[Data for this exercise Boundary: Start]

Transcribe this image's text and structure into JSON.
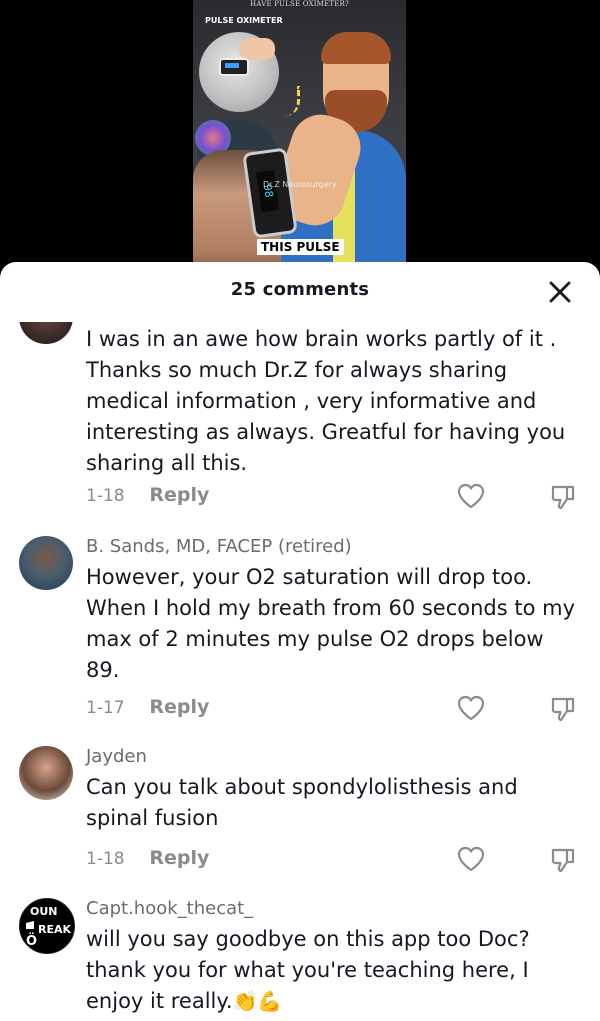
{
  "video": {
    "caption_top": "HAVE PULSE OXIMETER?",
    "label": "PULSE OXIMETER",
    "screen_reading": "98",
    "overlay_text": "Dr.Z Neurosurgery",
    "tag": "THIS PULSE"
  },
  "comments_panel": {
    "title": "25 comments",
    "reply_label": "Reply",
    "comments": [
      {
        "user": "",
        "text": "I was in an awe how brain works partly of it . Thanks so much Dr.Z for always sharing medical information , very informative and interesting as always. Greatful for having you sharing all this.",
        "date": "1-18"
      },
      {
        "user": "B. Sands, MD, FACEP (retired)",
        "text": "However, your O2 saturation will drop too. When I hold my breath from 60 seconds to my max of 2 minutes my pulse O2 drops below 89.",
        "date": "1-17"
      },
      {
        "user": "Jayden",
        "text": "Can you talk about spondylolisthesis and spinal fusion",
        "date": "1-18"
      },
      {
        "user": "Capt.hook_thecat_",
        "text": "will you say goodbye on this app too Doc? thank you for what you're teaching here, I enjoy it really.",
        "emojis": [
          "👏",
          "💪"
        ],
        "date": ""
      }
    ]
  },
  "icons": {
    "close": "close-icon",
    "like": "heart-outline-icon",
    "dislike": "thumbs-down-outline-icon"
  },
  "colors": {
    "text_primary": "#161823",
    "text_secondary": "#8a8b91",
    "sheet_bg": "#ffffff"
  }
}
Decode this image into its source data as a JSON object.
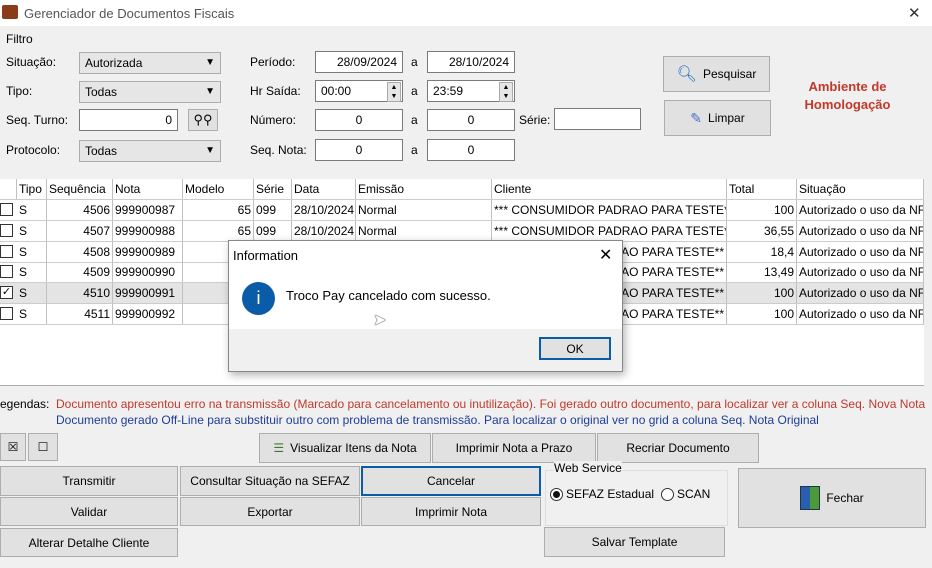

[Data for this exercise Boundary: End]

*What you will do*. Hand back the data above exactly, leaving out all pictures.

*Answer space*.
Transcribe this image's text and structure into JSON.
{
  "video": {
    "caption_top": "HAVE PULSE OXIMETER?",
    "label": "PULSE OXIMETER",
    "screen_reading": "98",
    "overlay_text": "Dr.Z Neurosurgery",
    "tag": "THIS PULSE"
  },
  "comments_panel": {
    "title": "25 comments",
    "reply_label": "Reply",
    "comments": [
      {
        "user": "",
        "text": "I was in an awe how brain works partly of it . Thanks so much Dr.Z for always sharing medical information , very informative and interesting as always. Greatful for having you sharing all this.",
        "date": "1-18"
      },
      {
        "user": "B. Sands, MD, FACEP (retired)",
        "text": "However, your O2 saturation will drop too. When I hold my breath from 60 seconds to my max of 2 minutes my pulse O2 drops below 89.",
        "date": "1-17"
      },
      {
        "user": "Jayden",
        "text": "Can you talk about spondylolisthesis and spinal fusion",
        "date": "1-18"
      },
      {
        "user": "Capt.hook_thecat_",
        "text": "will you say goodbye on this app too Doc? thank you for what you're teaching here, I enjoy it really.",
        "emojis": [
          "👏",
          "💪"
        ],
        "date": ""
      }
    ]
  },
  "icons": {
    "close": "close-icon",
    "like": "heart-outline-icon",
    "dislike": "thumbs-down-outline-icon"
  },
  "colors": {
    "text_primary": "#161823",
    "text_secondary": "#8a8b91",
    "sheet_bg": "#ffffff"
  }
}
Decode this image into its source data as a JSON object.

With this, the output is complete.